It’s a strange time for the world, being bound to our homes during the Covid-19 Pandemic. And I know for many artists this is a struggle not only for reasons of being studio-less, but also for the sheer inspiration to make art. How can one think about being creative when the news coverage consists of never-ending statistics and you’re afraid to go outside because you’ve run out of gloves? It’s a crazy time, I’m with you, we’re all with you, and that’s an important thing to remember. The entire world is feeling what you’re feeling right now, so although you may feel alone in your house, you’re truly not alone in every other way.

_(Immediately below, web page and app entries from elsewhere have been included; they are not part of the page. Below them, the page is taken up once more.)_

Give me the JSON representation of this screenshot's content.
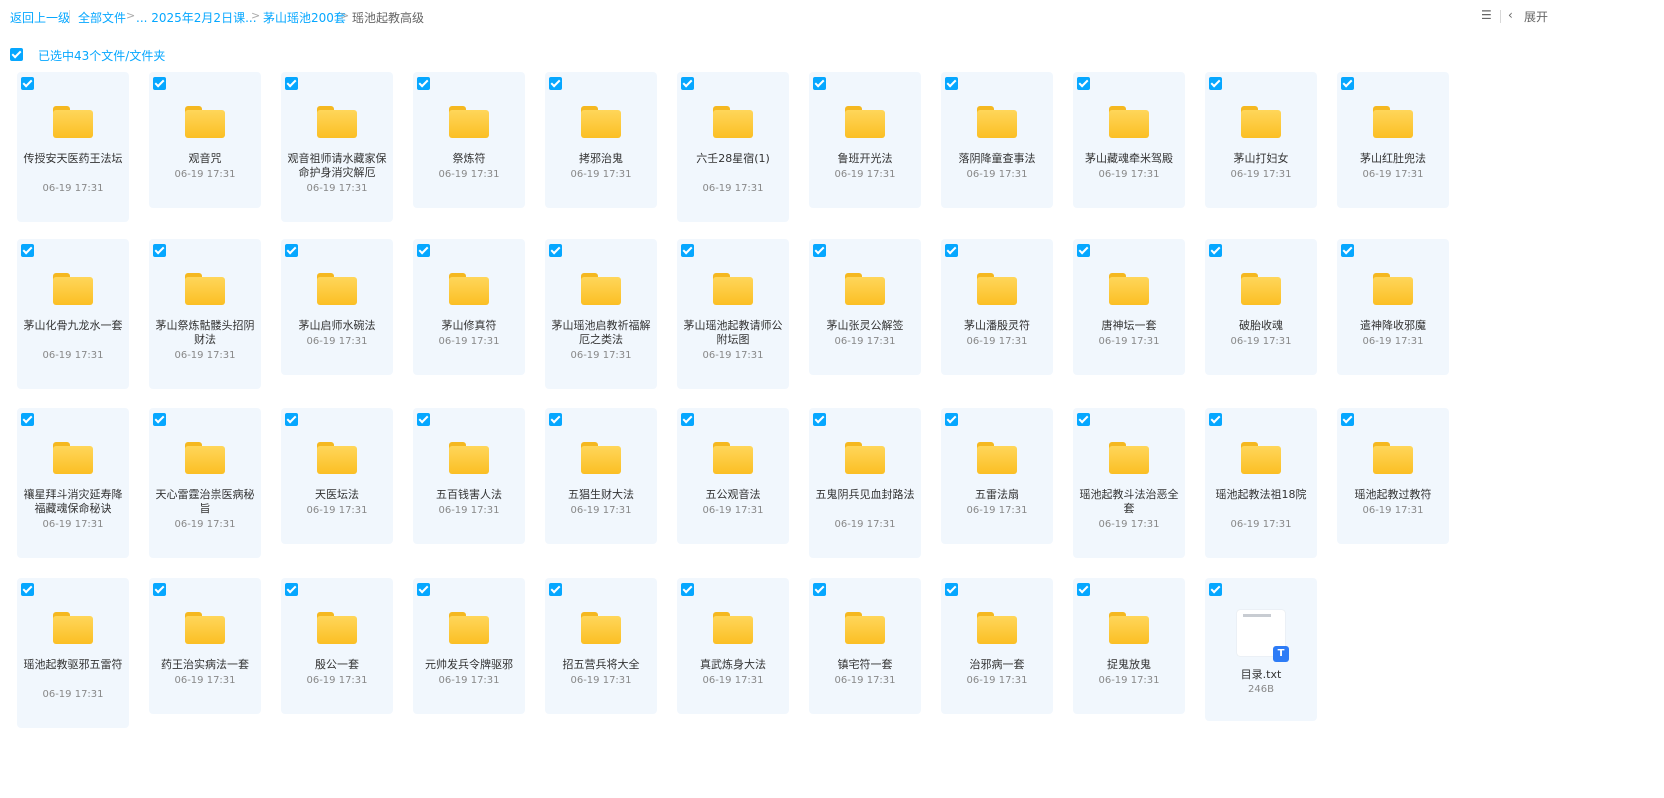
{
  "breadcrumb": {
    "back": "返回上一级",
    "all_files": "全部文件",
    "ellipsis_item": "... 2025年2月2日课...",
    "parent": "茅山瑶池200套",
    "current": "瑶池起教高级"
  },
  "toolbar": {
    "expand_label": "展开"
  },
  "selection": {
    "label": "已选中43个文件/文件夹"
  },
  "items": [
    {
      "name": "传授安天医药王法坛",
      "time": "06-19 17:31"
    },
    {
      "name": "观音咒",
      "time": "06-19 17:31"
    },
    {
      "name": "观音祖师请水藏家保命护身消灾解厄",
      "time": "06-19 17:31"
    },
    {
      "name": "祭炼符",
      "time": "06-19 17:31"
    },
    {
      "name": "拷邪治鬼",
      "time": "06-19 17:31"
    },
    {
      "name": "六壬28星宿(1)",
      "time": "06-19 17:31"
    },
    {
      "name": "鲁班开光法",
      "time": "06-19 17:31"
    },
    {
      "name": "落阴降童查事法",
      "time": "06-19 17:31"
    },
    {
      "name": "茅山藏魂牵米驾殿",
      "time": "06-19 17:31"
    },
    {
      "name": "茅山打妇女",
      "time": "06-19 17:31"
    },
    {
      "name": "茅山红肚兜法",
      "time": "06-19 17:31"
    },
    {
      "name": "茅山化骨九龙水一套",
      "time": "06-19 17:31"
    },
    {
      "name": "茅山祭炼骷髅头招阴财法",
      "time": "06-19 17:31"
    },
    {
      "name": "茅山启师水碗法",
      "time": "06-19 17:31"
    },
    {
      "name": "茅山修真符",
      "time": "06-19 17:31"
    },
    {
      "name": "茅山瑶池启教祈福解厄之类法",
      "time": "06-19 17:31"
    },
    {
      "name": "茅山瑶池起教请师公附坛图",
      "time": "06-19 17:31"
    },
    {
      "name": "茅山张灵公解签",
      "time": "06-19 17:31"
    },
    {
      "name": "茅山潘殷灵符",
      "time": "06-19 17:31"
    },
    {
      "name": "唐神坛一套",
      "time": "06-19 17:31"
    },
    {
      "name": "破胎收魂",
      "time": "06-19 17:31"
    },
    {
      "name": "遣神降收邪魔",
      "time": "06-19 17:31"
    },
    {
      "name": "禳星拜斗消灾延寿降福藏魂保命秘诀",
      "time": "06-19 17:31"
    },
    {
      "name": "天心雷霆治祟医病秘旨",
      "time": "06-19 17:31"
    },
    {
      "name": "天医坛法",
      "time": "06-19 17:31"
    },
    {
      "name": "五百钱害人法",
      "time": "06-19 17:31"
    },
    {
      "name": "五猖生财大法",
      "time": "06-19 17:31"
    },
    {
      "name": "五公观音法",
      "time": "06-19 17:31"
    },
    {
      "name": "五鬼阴兵见血封路法",
      "time": "06-19 17:31"
    },
    {
      "name": "五雷法扇",
      "time": "06-19 17:31"
    },
    {
      "name": "瑶池起教斗法治恶全套",
      "time": "06-19 17:31"
    },
    {
      "name": "瑶池起教法祖18院",
      "time": "06-19 17:31"
    },
    {
      "name": "瑶池起教过教符",
      "time": "06-19 17:31"
    },
    {
      "name": "瑶池起教驱邪五雷符",
      "time": "06-19 17:31"
    },
    {
      "name": "药王治实病法一套",
      "time": "06-19 17:31"
    },
    {
      "name": "殷公一套",
      "time": "06-19 17:31"
    },
    {
      "name": "元帅发兵令牌驱邪",
      "time": "06-19 17:31"
    },
    {
      "name": "招五营兵将大全",
      "time": "06-19 17:31"
    },
    {
      "name": "真武炼身大法",
      "time": "06-19 17:31"
    },
    {
      "name": "镇宅符一套",
      "time": "06-19 17:31"
    },
    {
      "name": "治邪病一套",
      "time": "06-19 17:31"
    },
    {
      "name": "捉鬼放鬼",
      "time": "06-19 17:31"
    },
    {
      "name": "目录.txt",
      "time": "246B",
      "type": "txt"
    }
  ]
}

It took me about two weeks to even begin to draw or write creatively. I tried to enjoy quarantine life when it started by really spending quality time with my boyfriend and our cat. It’s just us here in our one-bedroom in Queens, so we slept late, watched tv marathons, had margarita nights and movie nights, really just tried to relax, of course while also staying inside and being cautious. When I finally felt ready to make art again (simply because I became excruciatingly bored rather quickly) I began by sketching.

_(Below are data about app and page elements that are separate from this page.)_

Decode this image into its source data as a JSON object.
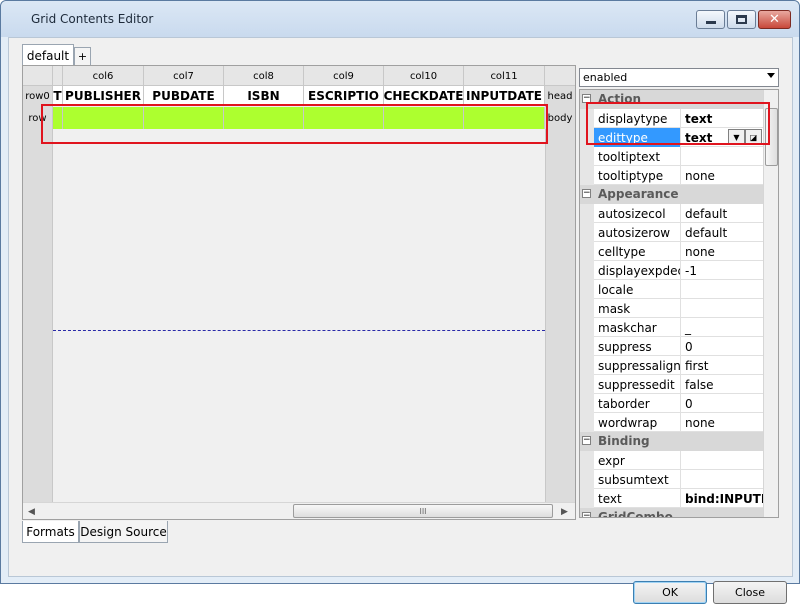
{
  "window": {
    "title": "Grid Contents Editor"
  },
  "tabs": {
    "default_label": "default",
    "add_label": "+"
  },
  "grid": {
    "columns": [
      "col6",
      "col7",
      "col8",
      "col9",
      "col10",
      "col11"
    ],
    "row0_label": "row0",
    "row0_first": "T",
    "row0_cells": [
      "PUBLISHER",
      "PUBDATE",
      "ISBN",
      "ESCRIPTIO",
      "CHECKDATE",
      "INPUTDATE"
    ],
    "row1_label": "row",
    "row0_right": "head",
    "row1_right": "body",
    "row1_highlight_color": "#adff2f",
    "scroll_thumb_glyph": "III",
    "scroll_left_glyph": "◀",
    "scroll_right_glyph": "▶"
  },
  "bottom_tabs": {
    "formats": "Formats",
    "design_source": "Design Source"
  },
  "properties": {
    "dropdown_value": "enabled",
    "categories": {
      "action": "Action",
      "appearance": "Appearance",
      "binding": "Binding",
      "gridcombo": "GridCombo"
    },
    "action_rows": [
      {
        "name": "displaytype",
        "value": "text"
      },
      {
        "name": "edittype",
        "value": "text"
      },
      {
        "name": "tooltiptext",
        "value": ""
      },
      {
        "name": "tooltiptype",
        "value": "none"
      }
    ],
    "appearance_rows": [
      {
        "name": "autosizecol",
        "value": "default"
      },
      {
        "name": "autosizerow",
        "value": "default"
      },
      {
        "name": "celltype",
        "value": "none"
      },
      {
        "name": "displayexpdec",
        "value": "-1"
      },
      {
        "name": "locale",
        "value": ""
      },
      {
        "name": "mask",
        "value": ""
      },
      {
        "name": "maskchar",
        "value": "_"
      },
      {
        "name": "suppress",
        "value": "0"
      },
      {
        "name": "suppressalign",
        "value": "first"
      },
      {
        "name": "suppressedit",
        "value": "false"
      },
      {
        "name": "taborder",
        "value": "0"
      },
      {
        "name": "wordwrap",
        "value": "none"
      }
    ],
    "binding_rows": [
      {
        "name": "expr",
        "value": ""
      },
      {
        "name": "subsumtext",
        "value": ""
      },
      {
        "name": "text",
        "value": "bind:INPUTDA"
      }
    ],
    "toggle_glyph": "−"
  },
  "buttons": {
    "ok": "OK",
    "close": "Close"
  },
  "colors": {
    "highlight_red": "#e0141e",
    "selection_blue": "#3399ff"
  }
}
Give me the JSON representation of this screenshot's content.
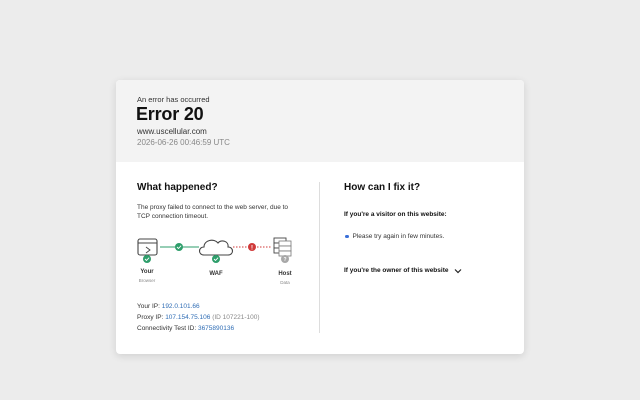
{
  "header": {
    "subtitle": "An error has occurred",
    "title": "Error 20",
    "host": "www.uscellular.com",
    "timestamp": "2026-06-26 00:46:59 UTC"
  },
  "left": {
    "heading": "What happened?",
    "description": "The proxy failed to connect to the web server, due to TCP connection timeout.",
    "nodes": [
      {
        "label": "Your",
        "sub": "Browser",
        "status": "ok"
      },
      {
        "label": "WAF",
        "sub": "",
        "status": "ok"
      },
      {
        "label": "Host",
        "sub": "Data",
        "status": "unknown"
      }
    ],
    "links": [
      {
        "status": "ok"
      },
      {
        "status": "error",
        "marker": "!"
      }
    ],
    "your_ip_label": "Your IP:",
    "your_ip": "192.0.101.66",
    "proxy_ip_label": "Proxy IP:",
    "proxy_ip": "107.154.75.106",
    "proxy_id": "(ID 107221-100)",
    "test_id_label": "Connectivity Test ID:",
    "test_id": "3675890136"
  },
  "right": {
    "heading": "How can I fix it?",
    "visitor_heading": "If you're a visitor on this website:",
    "visitor_tip": "Please try again in few minutes.",
    "owner_heading": "If you're the owner of this website"
  },
  "colors": {
    "ok": "#2e9e6b",
    "error": "#d03a3a",
    "unknown": "#a8a8a8",
    "link": "#2f6db5",
    "bullet": "#3a6fd8"
  }
}
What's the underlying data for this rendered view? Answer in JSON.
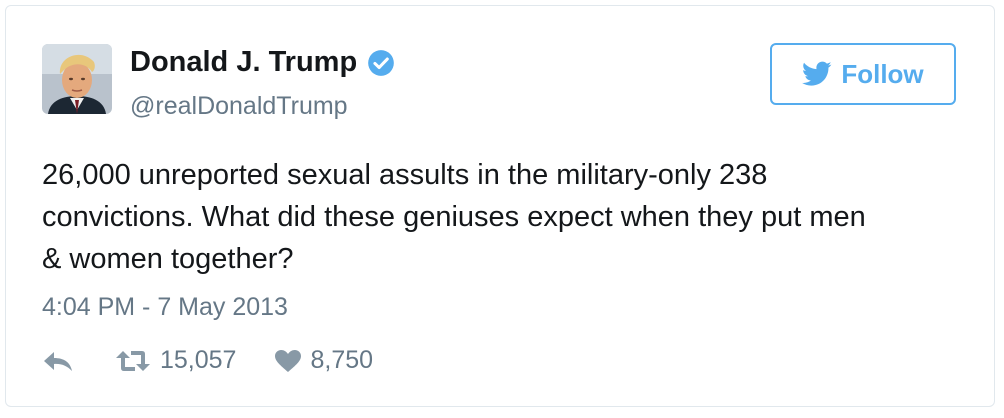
{
  "tweet": {
    "author": {
      "name": "Donald J. Trump",
      "handle": "@realDonaldTrump",
      "verified": true,
      "avatar": "profile-photo"
    },
    "follow_button": {
      "label": "Follow",
      "icon": "twitter-bird-icon",
      "color": "#55acee"
    },
    "text_lines": [
      "26,000 unreported sexual assults in the military-only 238",
      "convictions. What did these geniuses expect when they put men",
      "& women together?"
    ],
    "timestamp": "4:04 PM - 7 May 2013",
    "actions": {
      "reply": {
        "icon": "reply-icon"
      },
      "retweet": {
        "icon": "retweet-icon",
        "count": "15,057"
      },
      "like": {
        "icon": "heart-icon",
        "count": "8,750"
      }
    }
  },
  "colors": {
    "text": "#14171a",
    "secondary": "#657786",
    "accent": "#55acee",
    "border": "#e1e8ed",
    "action_icon": "#8899a6"
  }
}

In the last few months I’ve been interested in this one form that I’ve been repeating over and over. It began as a plant, but then I gave it biotic qualities such as scales, finger nails, and sometimes eyes. A plant can be very reminiscent of a hand, the way it grows out and appears to have the ability to grasp. So to me, this form became a plant-hand form (I have yet to come up with a better name). The reason why this interested me so much was that it made me question the relationship between humans and nature. In looking at the entire history of humans including now with climate change, it’s more than clear that we have dominated this Earth. So, in giving these creatures life and autonomy, it became a way for me to level out this power dynamic. In my world, nature has the prominent role.

Upon painting this plant-hand form, it always appeared with a dark, almost sinister atmosphere. I couldn’t quite figure out if these forms were malicious or not. I began to realize that their harsh, spiked, seemingly evil characteristics were more of a defense mechanism against our world, a way for them to prove their autonomy in their own. To others, my worlds looked dark, but to me, they were optimal for the sake of the plant-hands’ ability to thrive.

That is where my paintings have stood for the last few months. But just two weeks ago when I finally began to sketch again during quarantine, this same form suddenly changed. And it didn’t change for the worse in reflection of this pandemic, instead it turned bright, colorful, and soft. The fingers became rounded and supporting, and the gestures were caring. There were flowers growing from the plant-hand form, giving it its own sense of control and beauty. It was no longer a reflection of the world and my feelings around it, but rather it became a strong support for the situation; it became a transporting device to the place we’d rather be. And to me, that change in my work feels so beautiful.

Catching Our Drips

So when you’re feeling stuck, design your dream space, draw the person you’d love to hug, or write about how you can help others during this time. And rather than sadness and frustration, allow it to spark hope and love. Be the care that you yourself needs, and show that through in your art. It’s surely not as easy as it sounds, and I haven’t gotten a great routine yet, but happy plant-hands are certainly a start.